Webster’s 2017 word of the year. The rise of movements such as #metoo and #timesup have voiced the
hitherto unspoken pain of countless women, and ignited a wave of activism and a strong push for change.
Attitudes towards feminism appear to be rapidly changing in the media and modern cultural landscape.
However, that doesn’t mean substantial progress has been made or that there will be no push back.
Queue International Women’s Day. This is a day that serves as a reminder of the rich history of feminist
activism and the possibilities for the future, but it doesn’t diminish the harsh reality we as women live in.
For one day, people splattered thin performative acts of feminist allyship and solidarity across social
media. We were bombarded with their ‘appreciation’ for the women in their lives. Most of these people

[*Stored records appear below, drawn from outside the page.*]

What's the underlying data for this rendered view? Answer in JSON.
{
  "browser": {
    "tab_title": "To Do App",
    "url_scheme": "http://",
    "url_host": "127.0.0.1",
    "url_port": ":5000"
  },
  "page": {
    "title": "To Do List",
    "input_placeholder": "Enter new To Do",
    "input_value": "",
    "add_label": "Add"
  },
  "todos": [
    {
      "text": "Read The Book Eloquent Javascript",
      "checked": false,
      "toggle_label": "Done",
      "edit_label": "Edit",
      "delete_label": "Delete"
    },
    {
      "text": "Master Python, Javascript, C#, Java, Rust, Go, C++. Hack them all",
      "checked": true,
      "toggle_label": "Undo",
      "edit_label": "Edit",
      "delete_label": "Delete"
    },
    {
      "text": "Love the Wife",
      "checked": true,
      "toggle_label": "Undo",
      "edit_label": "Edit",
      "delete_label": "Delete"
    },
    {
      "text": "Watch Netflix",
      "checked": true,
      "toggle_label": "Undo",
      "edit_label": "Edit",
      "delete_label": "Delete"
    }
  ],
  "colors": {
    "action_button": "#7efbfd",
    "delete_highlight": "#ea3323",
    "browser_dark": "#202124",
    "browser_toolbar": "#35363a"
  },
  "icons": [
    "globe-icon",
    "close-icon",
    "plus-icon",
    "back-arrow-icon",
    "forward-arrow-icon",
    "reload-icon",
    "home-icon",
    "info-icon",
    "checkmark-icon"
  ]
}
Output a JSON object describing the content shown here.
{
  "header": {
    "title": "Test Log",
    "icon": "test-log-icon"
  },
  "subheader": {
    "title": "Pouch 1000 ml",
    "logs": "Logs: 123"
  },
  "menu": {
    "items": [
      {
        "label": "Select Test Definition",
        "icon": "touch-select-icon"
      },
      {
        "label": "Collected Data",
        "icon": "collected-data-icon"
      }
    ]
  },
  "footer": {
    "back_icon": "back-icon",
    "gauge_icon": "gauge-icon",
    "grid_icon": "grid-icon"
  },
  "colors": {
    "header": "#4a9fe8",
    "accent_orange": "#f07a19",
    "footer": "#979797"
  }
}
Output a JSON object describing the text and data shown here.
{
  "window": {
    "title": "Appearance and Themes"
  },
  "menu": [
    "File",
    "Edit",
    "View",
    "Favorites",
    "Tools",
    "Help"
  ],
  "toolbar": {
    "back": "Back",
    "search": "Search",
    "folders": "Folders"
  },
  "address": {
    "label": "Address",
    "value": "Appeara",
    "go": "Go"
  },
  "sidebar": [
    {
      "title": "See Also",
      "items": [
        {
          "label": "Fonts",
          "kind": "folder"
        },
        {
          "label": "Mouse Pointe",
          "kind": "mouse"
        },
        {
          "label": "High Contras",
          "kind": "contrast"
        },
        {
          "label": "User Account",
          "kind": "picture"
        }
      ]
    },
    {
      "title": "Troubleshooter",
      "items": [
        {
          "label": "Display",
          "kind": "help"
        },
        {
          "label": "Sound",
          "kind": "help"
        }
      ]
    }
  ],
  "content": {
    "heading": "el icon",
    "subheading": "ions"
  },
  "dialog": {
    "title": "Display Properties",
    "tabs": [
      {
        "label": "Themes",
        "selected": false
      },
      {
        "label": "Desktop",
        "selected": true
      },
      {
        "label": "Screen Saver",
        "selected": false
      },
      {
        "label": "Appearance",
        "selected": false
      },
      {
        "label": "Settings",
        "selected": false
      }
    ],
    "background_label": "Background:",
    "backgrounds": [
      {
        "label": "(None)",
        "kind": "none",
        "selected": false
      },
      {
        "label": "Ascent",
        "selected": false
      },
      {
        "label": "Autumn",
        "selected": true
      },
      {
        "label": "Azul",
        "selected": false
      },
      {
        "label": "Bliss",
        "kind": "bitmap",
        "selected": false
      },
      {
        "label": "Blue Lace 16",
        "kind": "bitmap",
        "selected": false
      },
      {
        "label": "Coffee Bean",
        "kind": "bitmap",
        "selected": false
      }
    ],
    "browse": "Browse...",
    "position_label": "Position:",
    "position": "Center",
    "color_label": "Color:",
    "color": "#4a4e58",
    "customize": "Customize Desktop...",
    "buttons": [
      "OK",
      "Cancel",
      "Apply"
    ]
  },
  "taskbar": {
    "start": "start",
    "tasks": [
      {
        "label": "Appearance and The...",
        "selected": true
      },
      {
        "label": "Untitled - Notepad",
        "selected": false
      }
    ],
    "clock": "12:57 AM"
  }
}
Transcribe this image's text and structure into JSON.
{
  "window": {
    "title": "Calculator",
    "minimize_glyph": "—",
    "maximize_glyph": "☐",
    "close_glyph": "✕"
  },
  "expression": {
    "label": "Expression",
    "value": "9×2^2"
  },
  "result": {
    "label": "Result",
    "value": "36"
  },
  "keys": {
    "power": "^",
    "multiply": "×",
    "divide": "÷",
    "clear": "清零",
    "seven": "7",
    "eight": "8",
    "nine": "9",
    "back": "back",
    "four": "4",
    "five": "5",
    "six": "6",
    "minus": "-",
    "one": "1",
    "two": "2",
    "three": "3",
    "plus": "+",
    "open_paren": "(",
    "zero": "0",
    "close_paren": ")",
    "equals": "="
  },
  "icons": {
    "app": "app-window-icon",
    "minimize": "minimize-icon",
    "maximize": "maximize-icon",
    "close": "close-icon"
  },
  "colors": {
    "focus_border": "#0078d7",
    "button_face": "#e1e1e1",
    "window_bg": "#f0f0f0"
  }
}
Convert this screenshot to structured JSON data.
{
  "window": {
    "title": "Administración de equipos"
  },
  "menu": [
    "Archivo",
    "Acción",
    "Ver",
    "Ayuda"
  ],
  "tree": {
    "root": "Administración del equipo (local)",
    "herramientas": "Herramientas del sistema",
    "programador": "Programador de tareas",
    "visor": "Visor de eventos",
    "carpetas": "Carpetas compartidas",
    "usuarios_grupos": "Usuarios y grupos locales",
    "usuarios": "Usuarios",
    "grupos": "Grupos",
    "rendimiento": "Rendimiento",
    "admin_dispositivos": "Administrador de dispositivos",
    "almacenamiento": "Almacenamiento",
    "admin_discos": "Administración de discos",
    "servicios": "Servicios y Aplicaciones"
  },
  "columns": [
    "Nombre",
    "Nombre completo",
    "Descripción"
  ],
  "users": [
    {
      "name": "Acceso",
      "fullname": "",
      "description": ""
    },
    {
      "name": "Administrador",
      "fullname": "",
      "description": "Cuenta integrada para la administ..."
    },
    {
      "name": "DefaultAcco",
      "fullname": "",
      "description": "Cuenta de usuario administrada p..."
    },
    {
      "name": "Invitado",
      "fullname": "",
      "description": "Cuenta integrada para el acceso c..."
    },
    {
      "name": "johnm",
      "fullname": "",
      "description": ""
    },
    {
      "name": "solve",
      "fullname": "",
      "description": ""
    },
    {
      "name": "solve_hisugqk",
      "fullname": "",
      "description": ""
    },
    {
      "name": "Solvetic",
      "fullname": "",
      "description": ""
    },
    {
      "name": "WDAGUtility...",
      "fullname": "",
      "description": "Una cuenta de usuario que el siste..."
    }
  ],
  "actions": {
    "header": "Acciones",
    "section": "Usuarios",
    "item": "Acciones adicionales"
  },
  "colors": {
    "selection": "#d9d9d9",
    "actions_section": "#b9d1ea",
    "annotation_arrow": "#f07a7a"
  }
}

failed not only to recognise the intersectional issues at play (not all women are equal after all), but also
placed a Coles-brand band aid over the gaping wound that is the historically entrenched injustice facing
women. And then they expected accolades for it.
On this day, these ‘allies’ seem to feel ‘strongly’ about female oppression, but even more strongly that
women bear the sole onus of creating change. As I see it, a paradox has been created whereby the
expectations for exponential change and experiences of women globally clashes against resistance from
the very allies who claim to be actively fighting for it.
It is obvious that we are at a critical juncture; a tipping point where substantial change could happen. But
as Cynthia Enloe asked, ‘how many tipping points have we had?’ I can’t tell you what makes this
movement any different, but what I can say is that IWD does little to help the overall cause, because it is a
day of empty fanfare which creates little meaningful continuity.
The sad fact of any social justice movement is that the people actively fighting for change aren’t the ones
with the power to force necessary changes. And deeply entrenched inequality between men and women
and misogyny can only be overcome with substantial structural change. Men must give up power and
space to women. This does not happen by posting an Instagram thanking your mum for cooking the
Sunday roast. Quite frankly, movements like #metoo and #timesup and the people actively involved in them deserve so much more recognition for the powerful activism they do than what IWD currently gives
This isn’t to say that IWD is totally redundant. I honestly don’t believe that. But I do think that the
dynamic needs to change in order for it to become a day of meaningful appreciation of activism and a
way of adding momentum to this movement.
So, no. I don’t like IWD as it stands. It engenders perceptions that the victims of injustice must bear the
onus of generating change and that allies can receive our praise for doing next to nothing. We need real
and solid momentum.
I don’t want to be placed on a pedestal for a day. Is it so wrong that I want much, much more?